#### [Exercise]
Retype every record exactly. Skip the images.

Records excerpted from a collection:

====

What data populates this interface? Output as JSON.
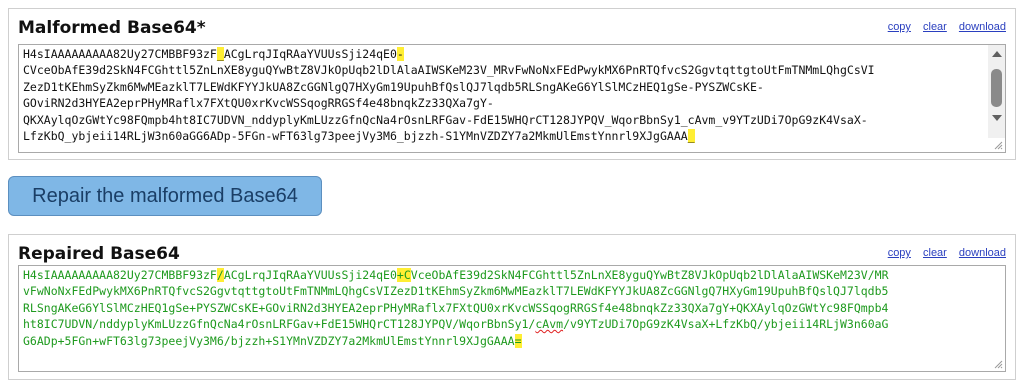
{
  "malformed": {
    "title": "Malformed Base64*",
    "links": {
      "copy": "copy",
      "clear": "clear",
      "download": "download"
    },
    "lines": [
      [
        [
          "H4sIAAAAAAAAA82Uy27CMBBF93zF",
          0
        ],
        [
          "_",
          1
        ],
        [
          "ACgLrqJIqRAaYVUUsSji24qE0",
          0
        ],
        [
          "-",
          1
        ]
      ],
      [
        [
          "CVceObAfE39d2SkN4FCGhttl5ZnLnXE8yguQYwBtZ8VJkOpUqb2lDlAlaAIWSKeM23V_MRvFwNoNxFEdPwykMX6PnRTQfvcS2GgvtqttgtoUtFmTNMmLQhgCsVI",
          0
        ]
      ],
      [
        [
          "ZezD1tKEhmSyZkm6MwMEazklT7LEWdKFYYJkUA8ZcGGNlgQ7HXyGm19UpuhBfQslQJ7lqdb5RLSngAKeG6YlSlMCzHEQ1gSe-PYSZWCsKE-",
          0
        ]
      ],
      [
        [
          "GOviRN2d3HYEA2eprPHyMRaflx7FXtQU0xrKvcWSSqogRRGSf4e48bnqkZz33QXa7gY-",
          0
        ]
      ],
      [
        [
          "QKXAylqOzGWtYc98FQmpb4ht8IC7UDVN_nddyplyKmLUzzGfnQcNa4rOsnLRFGav-FdE15WHQrCT128JYPQV_WqorBbnSy1_cAvm_v9YTzUDi7OpG9zK4VsaX-",
          0
        ]
      ],
      [
        [
          "LfzKbQ_ybjeii14RLjW3n60aGG6ADp-5FGn-wFT63lg73peejVy3M6_bjzzh-S1YMnVZDZY7a2MkmUlEmstYnnrl9XJgGAAA",
          0
        ],
        [
          "_",
          1
        ]
      ]
    ]
  },
  "repair_button": {
    "label": "Repair the malformed Base64"
  },
  "repaired": {
    "title": "Repaired Base64",
    "links": {
      "copy": "copy",
      "clear": "clear",
      "download": "download"
    },
    "lines": [
      [
        [
          "H4sIAAAAAAAAA82Uy27CMBBF93zF",
          0
        ],
        [
          "/",
          1
        ],
        [
          "ACgLrqJIqRAaYVUUsSji24qE0",
          0
        ],
        [
          "+C",
          1
        ],
        [
          "VceObAfE39d2SkN4FCGhttl5ZnLnXE8yguQYwBtZ8VJkOpUqb2lDlAlaAIWSKeM23V/MR",
          0
        ]
      ],
      [
        [
          "vFwNoNxFEdPwykMX6PnRTQfvcS2GgvtqttgtoUtFmTNMmLQhgCsVIZezD1tKEhmSyZkm6MwMEazklT7LEWdKFYYJkUA8ZcGGNlgQ7HXyGm19UpuhBfQslQJ7lqdb5",
          0
        ]
      ],
      [
        [
          "RLSngAKeG6YlSlMCzHEQ1gSe+PYSZWCsKE+GOviRN2d3HYEA2eprPHyMRaflx7FXtQU0xrKvcWSSqogRRGSf4e48bnqkZz33QXa7gY+QKXAylqOzGWtYc98FQmpb4",
          0
        ]
      ],
      [
        [
          "ht8IC7UDVN/nddyplyKmLUzzGfnQcNa4rOsnLRFGav+FdE15WHQrCT128JYPQV/WqorBbnSy1/",
          0
        ],
        [
          "cAvm",
          2
        ],
        [
          "/v9YTzUDi7OpG9zK4VsaX+LfzKbQ/ybjeii14RLjW3n60aG",
          0
        ]
      ],
      [
        [
          "G6ADp+5FGn+wFT63lg73peejVy3M6/bjzzh+S1YMnVZDZY7a2MkmUlEmstYnnrl9XJgGAAA",
          0
        ],
        [
          "=",
          1
        ]
      ]
    ]
  }
}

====

#### [Exercise response]
What data populates this interface? Output as JSON.
{
  "malformed": {
    "title": "Malformed Base64*",
    "links": {
      "copy": "copy",
      "clear": "clear",
      "download": "download"
    },
    "lines": [
      [
        [
          "H4sIAAAAAAAAA82Uy27CMBBF93zF",
          0
        ],
        [
          "_",
          1
        ],
        [
          "ACgLrqJIqRAaYVUUsSji24qE0",
          0
        ],
        [
          "-",
          1
        ]
      ],
      [
        [
          "CVceObAfE39d2SkN4FCGhttl5ZnLnXE8yguQYwBtZ8VJkOpUqb2lDlAlaAIWSKeM23V_MRvFwNoNxFEdPwykMX6PnRTQfvcS2GgvtqttgtoUtFmTNMmLQhgCsVI",
          0
        ]
      ],
      [
        [
          "ZezD1tKEhmSyZkm6MwMEazklT7LEWdKFYYJkUA8ZcGGNlgQ7HXyGm19UpuhBfQslQJ7lqdb5RLSngAKeG6YlSlMCzHEQ1gSe-PYSZWCsKE-",
          0
        ]
      ],
      [
        [
          "GOviRN2d3HYEA2eprPHyMRaflx7FXtQU0xrKvcWSSqogRRGSf4e48bnqkZz33QXa7gY-",
          0
        ]
      ],
      [
        [
          "QKXAylqOzGWtYc98FQmpb4ht8IC7UDVN_nddyplyKmLUzzGfnQcNa4rOsnLRFGav-FdE15WHQrCT128JYPQV_WqorBbnSy1_cAvm_v9YTzUDi7OpG9zK4VsaX-",
          0
        ]
      ],
      [
        [
          "LfzKbQ_ybjeii14RLjW3n60aGG6ADp-5FGn-wFT63lg73peejVy3M6_bjzzh-S1YMnVZDZY7a2MkmUlEmstYnnrl9XJgGAAA",
          0
        ],
        [
          "_",
          1
        ]
      ]
    ]
  },
  "repair_button": {
    "label": "Repair the malformed Base64"
  },
  "repaired": {
    "title": "Repaired Base64",
    "links": {
      "copy": "copy",
      "clear": "clear",
      "download": "download"
    },
    "lines": [
      [
        [
          "H4sIAAAAAAAAA82Uy27CMBBF93zF",
          0
        ],
        [
          "/",
          1
        ],
        [
          "ACgLrqJIqRAaYVUUsSji24qE0",
          0
        ],
        [
          "+C",
          1
        ],
        [
          "VceObAfE39d2SkN4FCGhttl5ZnLnXE8yguQYwBtZ8VJkOpUqb2lDlAlaAIWSKeM23V/MR",
          0
        ]
      ],
      [
        [
          "vFwNoNxFEdPwykMX6PnRTQfvcS2GgvtqttgtoUtFmTNMmLQhgCsVIZezD1tKEhmSyZkm6MwMEazklT7LEWdKFYYJkUA8ZcGGNlgQ7HXyGm19UpuhBfQslQJ7lqdb5",
          0
        ]
      ],
      [
        [
          "RLSngAKeG6YlSlMCzHEQ1gSe+PYSZWCsKE+GOviRN2d3HYEA2eprPHyMRaflx7FXtQU0xrKvcWSSqogRRGSf4e48bnqkZz33QXa7gY+QKXAylqOzGWtYc98FQmpb4",
          0
        ]
      ],
      [
        [
          "ht8IC7UDVN/nddyplyKmLUzzGfnQcNa4rOsnLRFGav+FdE15WHQrCT128JYPQV/WqorBbnSy1/",
          0
        ],
        [
          "cAvm",
          2
        ],
        [
          "/v9YTzUDi7OpG9zK4VsaX+LfzKbQ/ybjeii14RLjW3n60aG",
          0
        ]
      ],
      [
        [
          "G6ADp+5FGn+wFT63lg73peejVy3M6/bjzzh+S1YMnVZDZY7a2MkmUlEmstYnnrl9XJgGAAA",
          0
        ],
        [
          "=",
          1
        ]
      ]
    ]
  }
}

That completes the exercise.